Imposter syndrome needs to be outed.
I am sitting in my cozy residence room at Pacifica Graduate Institute, second semester into a five year PhD program, listening to the symphony of frogs outside my window and reflecting on a baffling realization.
Like a confessional, over the past few days I have heard colleagues express in their own ways, a similar concern that has plagued them, whether it be a brief passing thought or a lingering sense of: I don’t belong here. And I am shocked every time I hear this, because these are highly intelligent, inwardly aware, warm hearted doctoral students, and still the I am not good enough is present.
It has led me to reflect on my own sense of “Who do you think you are to be doing this?” And there is a part of me that has chimed in over the past months that says “You are not academic enough, you are not intellectual enough, what are we doing here?! You’re in over your head!”

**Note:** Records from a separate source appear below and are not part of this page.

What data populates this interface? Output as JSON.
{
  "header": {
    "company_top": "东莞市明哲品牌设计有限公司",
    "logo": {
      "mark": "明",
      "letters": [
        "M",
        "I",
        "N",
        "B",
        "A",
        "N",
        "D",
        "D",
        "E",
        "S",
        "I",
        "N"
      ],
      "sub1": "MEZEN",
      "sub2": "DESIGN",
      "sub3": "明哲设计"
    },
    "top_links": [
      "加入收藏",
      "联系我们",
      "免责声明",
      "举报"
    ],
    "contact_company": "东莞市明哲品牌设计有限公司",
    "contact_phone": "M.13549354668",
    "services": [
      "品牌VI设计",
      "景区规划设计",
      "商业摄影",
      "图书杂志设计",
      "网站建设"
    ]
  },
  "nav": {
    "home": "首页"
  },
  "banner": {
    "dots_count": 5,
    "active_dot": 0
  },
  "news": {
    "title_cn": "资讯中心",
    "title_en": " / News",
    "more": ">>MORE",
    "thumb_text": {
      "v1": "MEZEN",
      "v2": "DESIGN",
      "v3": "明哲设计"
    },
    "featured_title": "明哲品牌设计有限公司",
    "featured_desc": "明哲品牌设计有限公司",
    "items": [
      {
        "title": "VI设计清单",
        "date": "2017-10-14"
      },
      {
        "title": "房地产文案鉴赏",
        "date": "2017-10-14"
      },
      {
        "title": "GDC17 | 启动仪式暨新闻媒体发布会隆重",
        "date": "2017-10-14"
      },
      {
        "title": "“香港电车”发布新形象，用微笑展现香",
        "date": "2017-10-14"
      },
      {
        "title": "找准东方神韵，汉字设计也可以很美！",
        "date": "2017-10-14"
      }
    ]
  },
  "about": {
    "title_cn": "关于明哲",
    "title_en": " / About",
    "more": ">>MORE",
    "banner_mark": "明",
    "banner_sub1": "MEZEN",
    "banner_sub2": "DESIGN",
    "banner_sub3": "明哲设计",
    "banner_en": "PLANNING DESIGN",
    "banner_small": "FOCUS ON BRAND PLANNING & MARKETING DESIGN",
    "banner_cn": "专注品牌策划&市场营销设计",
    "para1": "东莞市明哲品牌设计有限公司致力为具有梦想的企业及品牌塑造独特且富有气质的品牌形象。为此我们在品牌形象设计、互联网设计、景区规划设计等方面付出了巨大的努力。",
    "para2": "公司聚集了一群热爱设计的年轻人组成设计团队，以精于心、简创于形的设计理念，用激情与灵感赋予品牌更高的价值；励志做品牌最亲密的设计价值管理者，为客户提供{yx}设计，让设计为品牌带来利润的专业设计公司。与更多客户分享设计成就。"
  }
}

It is curious that I spent four years in undergraduate studies, three years completing a masters degree, and am now embarking on five year journey which will throw a second Masters degree in the bag, in addition to (if all goes as planned) a PhD and there is a voice inside of me that comes up here and there that points it’s crooked finger at me accusing me of not being academic enough?!
Imposter syndrome: The feeling that you are not good enough, that you didn’t make it here (wherever) by merit, that you just slipped through the cracks.
The bait in the imposter syndrome trap is comparison. It is so tempting to compare ourselves to others. Often we have been presented with ample opportunity and encouragement to do so from the time we were kids. Media and marketing that profit off of our lack of self worth have watered the seeds of “wow, I don’t look like, act like, think like, ____like that” and consequently “I should look like, act like, think like, ____ like that”. Add social media to the mix and we have a lethal elixir to substantiate our lack of worth and belonging.
The thing about comparison is that we are not objectively comparing ourselves to another person. We are comparing ourselves to the story we tell ourselves about the other person.
From a depth psychology perspective, whatever we are unconscious of is projected onto others. Carried within our unconscious shadow are all the parts of ourselves that we do not like or want to acknowledge, but also our unlived potential. So whether we are incredibly triggered by someone or we put them on a pedestal, we need to start to shine conscious light on these parts of ourselves to reclaim both our darkness and our power.
Imposter syndrome is usually silent. Part of the trap is thinking that you are the only one feeling this way, clearly this is false. Every one of us experiences this in our own way.
We all have an archetypal predator or saboteur in our psyche that shows up whenever there is an opportunity to step into our power. This is the part of our psyche that inherently does not want us to succeed. Usually the higher the stakes the more present the predator. And it needs to be outed. We take its power away when we name it, when we talk about it. It loosens its grip when light is shone on it.
I encourage you to reflect on how your predator shows up and challenge you to start to name it. Catch it when it comes up, let it know that you see it. Over and over. Until it shrivels under the light of consciousness. And when it comes back, repeat.
If you are interested in learning more about the internal predator, projection, and the process of reclaiming our power, join me for an upcoming Women Who Run With the Wolves group, more info to be found here: https://www.lianayipcounselling.com/new-events/